DIRECTIONS: Do not include the pictures; repeat the rest of the data exactly.

DATA SUPPLIED:
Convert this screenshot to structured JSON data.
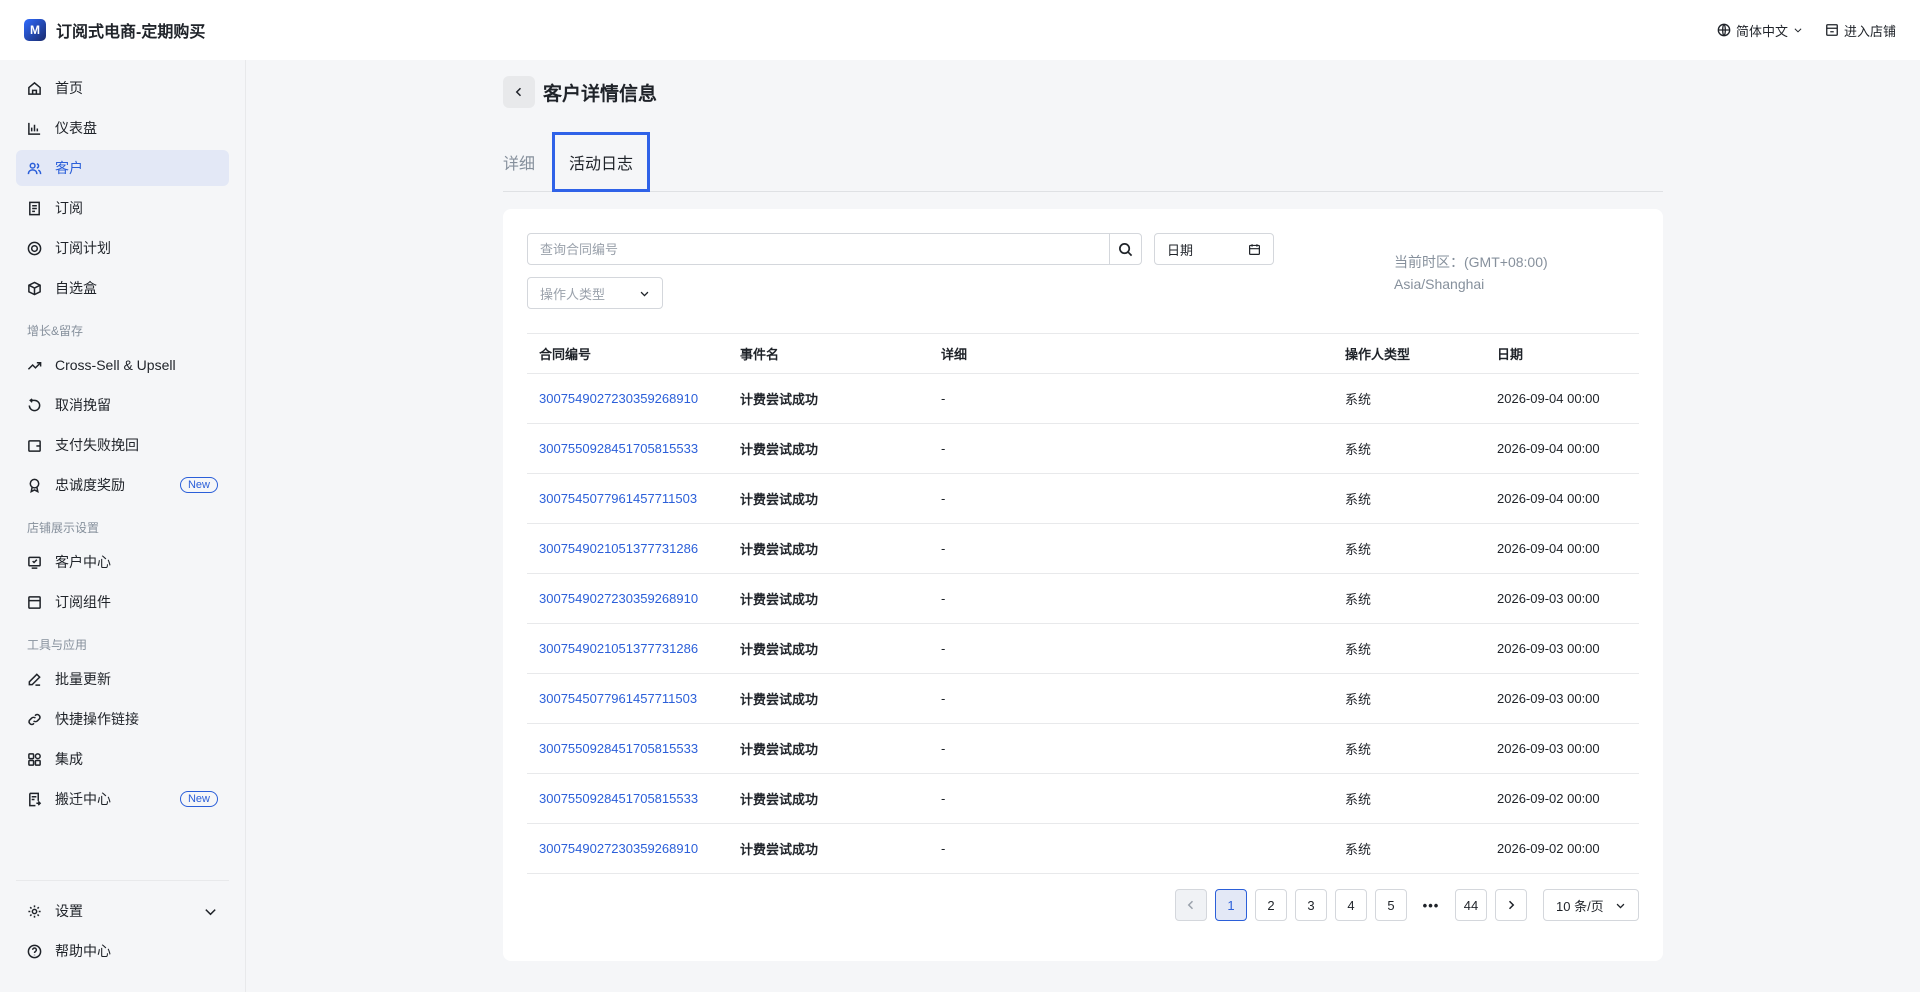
{
  "app": {
    "title": "订阅式电商-定期购买",
    "logo_glyph": "M"
  },
  "topbar": {
    "language": "简体中文",
    "enter_store": "进入店铺"
  },
  "sidebar": {
    "items": [
      {
        "label": "首页",
        "icon": "home-icon"
      },
      {
        "label": "仪表盘",
        "icon": "chart-icon"
      },
      {
        "label": "客户",
        "icon": "users-icon",
        "active": true
      },
      {
        "label": "订阅",
        "icon": "document-icon"
      },
      {
        "label": "订阅计划",
        "icon": "plan-icon"
      },
      {
        "label": "自选盒",
        "icon": "box-icon"
      }
    ],
    "section_growth": "增长&留存",
    "growth_items": [
      {
        "label": "Cross-Sell & Upsell",
        "icon": "trend-icon"
      },
      {
        "label": "取消挽留",
        "icon": "refresh-icon"
      },
      {
        "label": "支付失败挽回",
        "icon": "wallet-icon"
      },
      {
        "label": "忠诚度奖励",
        "icon": "badge-icon",
        "badge": "New"
      }
    ],
    "section_store": "店铺展示设置",
    "store_items": [
      {
        "label": "客户中心",
        "icon": "portal-icon"
      },
      {
        "label": "订阅组件",
        "icon": "widget-icon"
      }
    ],
    "section_tools": "工具与应用",
    "tool_items": [
      {
        "label": "批量更新",
        "icon": "edit-icon"
      },
      {
        "label": "快捷操作链接",
        "icon": "link-icon"
      },
      {
        "label": "集成",
        "icon": "apps-icon"
      },
      {
        "label": "搬迁中心",
        "icon": "migrate-icon",
        "badge": "New"
      }
    ],
    "bottom_items": [
      {
        "label": "设置",
        "icon": "gear-icon"
      },
      {
        "label": "帮助中心",
        "icon": "help-icon"
      }
    ]
  },
  "page": {
    "title": "客户详情信息"
  },
  "tabs": [
    {
      "label": "详细"
    },
    {
      "label": "活动日志",
      "active": true
    }
  ],
  "filters": {
    "search_placeholder": "查询合同编号",
    "date_label": "日期",
    "operator_placeholder": "操作人类型",
    "timezone_line1": "当前时区：(GMT+08:00)",
    "timezone_line2": "Asia/Shanghai"
  },
  "table": {
    "headers": [
      "合同编号",
      "事件名",
      "详细",
      "操作人类型",
      "日期"
    ],
    "rows": [
      [
        "300754902723035926891​0",
        "计费尝试成功",
        "-",
        "系统",
        "2026-09-04 00:00"
      ],
      [
        "3007550928451705815533",
        "计费尝试成功",
        "-",
        "系统",
        "2026-09-04 00:00"
      ],
      [
        "3007545077961457711503",
        "计费尝试成功",
        "-",
        "系统",
        "2026-09-04 00:00"
      ],
      [
        "3007549021051377731286",
        "计费尝试成功",
        "-",
        "系统",
        "2026-09-04 00:00"
      ],
      [
        "3007549027230359268910",
        "计费尝试成功",
        "-",
        "系统",
        "2026-09-03 00:00"
      ],
      [
        "3007549021051377731286",
        "计费尝试成功",
        "-",
        "系统",
        "2026-09-03 00:00"
      ],
      [
        "3007545077961457711503",
        "计费尝试成功",
        "-",
        "系统",
        "2026-09-03 00:00"
      ],
      [
        "3007550928451705815533",
        "计费尝试成功",
        "-",
        "系统",
        "2026-09-03 00:00"
      ],
      [
        "3007550928451705815533",
        "计费尝试成功",
        "-",
        "系统",
        "2026-09-02 00:00"
      ],
      [
        "3007549027230359268910",
        "计费尝试成功",
        "-",
        "系统",
        "2026-09-02 00:00"
      ]
    ]
  },
  "pagination": {
    "pages": [
      "1",
      "2",
      "3",
      "4",
      "5"
    ],
    "current": "1",
    "ellipsis": "•••",
    "last": "44",
    "page_size": "10 条/页"
  }
}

EXERCISE OUTPUT:
Convert this screenshot to structured JSON data.
{
  "app": {
    "title": "订阅式电商-定期购买",
    "logo_glyph": "M"
  },
  "topbar": {
    "language": "简体中文",
    "enter_store": "进入店铺"
  },
  "sidebar": {
    "items": [
      {
        "label": "首页",
        "icon": "home-icon"
      },
      {
        "label": "仪表盘",
        "icon": "chart-icon"
      },
      {
        "label": "客户",
        "icon": "users-icon",
        "active": true
      },
      {
        "label": "订阅",
        "icon": "document-icon"
      },
      {
        "label": "订阅计划",
        "icon": "plan-icon"
      },
      {
        "label": "自选盒",
        "icon": "box-icon"
      }
    ],
    "section_growth": "增长&留存",
    "growth_items": [
      {
        "label": "Cross-Sell & Upsell",
        "icon": "trend-icon"
      },
      {
        "label": "取消挽留",
        "icon": "refresh-icon"
      },
      {
        "label": "支付失败挽回",
        "icon": "wallet-icon"
      },
      {
        "label": "忠诚度奖励",
        "icon": "badge-icon",
        "badge": "New"
      }
    ],
    "section_store": "店铺展示设置",
    "store_items": [
      {
        "label": "客户中心",
        "icon": "portal-icon"
      },
      {
        "label": "订阅组件",
        "icon": "widget-icon"
      }
    ],
    "section_tools": "工具与应用",
    "tool_items": [
      {
        "label": "批量更新",
        "icon": "edit-icon"
      },
      {
        "label": "快捷操作链接",
        "icon": "link-icon"
      },
      {
        "label": "集成",
        "icon": "apps-icon"
      },
      {
        "label": "搬迁中心",
        "icon": "migrate-icon",
        "badge": "New"
      }
    ],
    "bottom_items": [
      {
        "label": "设置",
        "icon": "gear-icon"
      },
      {
        "label": "帮助中心",
        "icon": "help-icon"
      }
    ]
  },
  "page": {
    "title": "客户详情信息"
  },
  "tabs": [
    {
      "label": "详细"
    },
    {
      "label": "活动日志",
      "active": true
    }
  ],
  "filters": {
    "search_placeholder": "查询合同编号",
    "date_label": "日期",
    "operator_placeholder": "操作人类型",
    "timezone_line1": "当前时区：(GMT+08:00)",
    "timezone_line2": "Asia/Shanghai"
  },
  "table": {
    "headers": [
      "合同编号",
      "事件名",
      "详细",
      "操作人类型",
      "日期"
    ],
    "rows": [
      [
        "300754902723035926891​0",
        "计费尝试成功",
        "-",
        "系统",
        "2026-09-04 00:00"
      ],
      [
        "3007550928451705815533",
        "计费尝试成功",
        "-",
        "系统",
        "2026-09-04 00:00"
      ],
      [
        "3007545077961457711503",
        "计费尝试成功",
        "-",
        "系统",
        "2026-09-04 00:00"
      ],
      [
        "3007549021051377731286",
        "计费尝试成功",
        "-",
        "系统",
        "2026-09-04 00:00"
      ],
      [
        "3007549027230359268910",
        "计费尝试成功",
        "-",
        "系统",
        "2026-09-03 00:00"
      ],
      [
        "3007549021051377731286",
        "计费尝试成功",
        "-",
        "系统",
        "2026-09-03 00:00"
      ],
      [
        "3007545077961457711503",
        "计费尝试成功",
        "-",
        "系统",
        "2026-09-03 00:00"
      ],
      [
        "3007550928451705815533",
        "计费尝试成功",
        "-",
        "系统",
        "2026-09-03 00:00"
      ],
      [
        "3007550928451705815533",
        "计费尝试成功",
        "-",
        "系统",
        "2026-09-02 00:00"
      ],
      [
        "3007549027230359268910",
        "计费尝试成功",
        "-",
        "系统",
        "2026-09-02 00:00"
      ]
    ]
  },
  "pagination": {
    "pages": [
      "1",
      "2",
      "3",
      "4",
      "5"
    ],
    "current": "1",
    "ellipsis": "•••",
    "last": "44",
    "page_size": "10 条/页"
  }
}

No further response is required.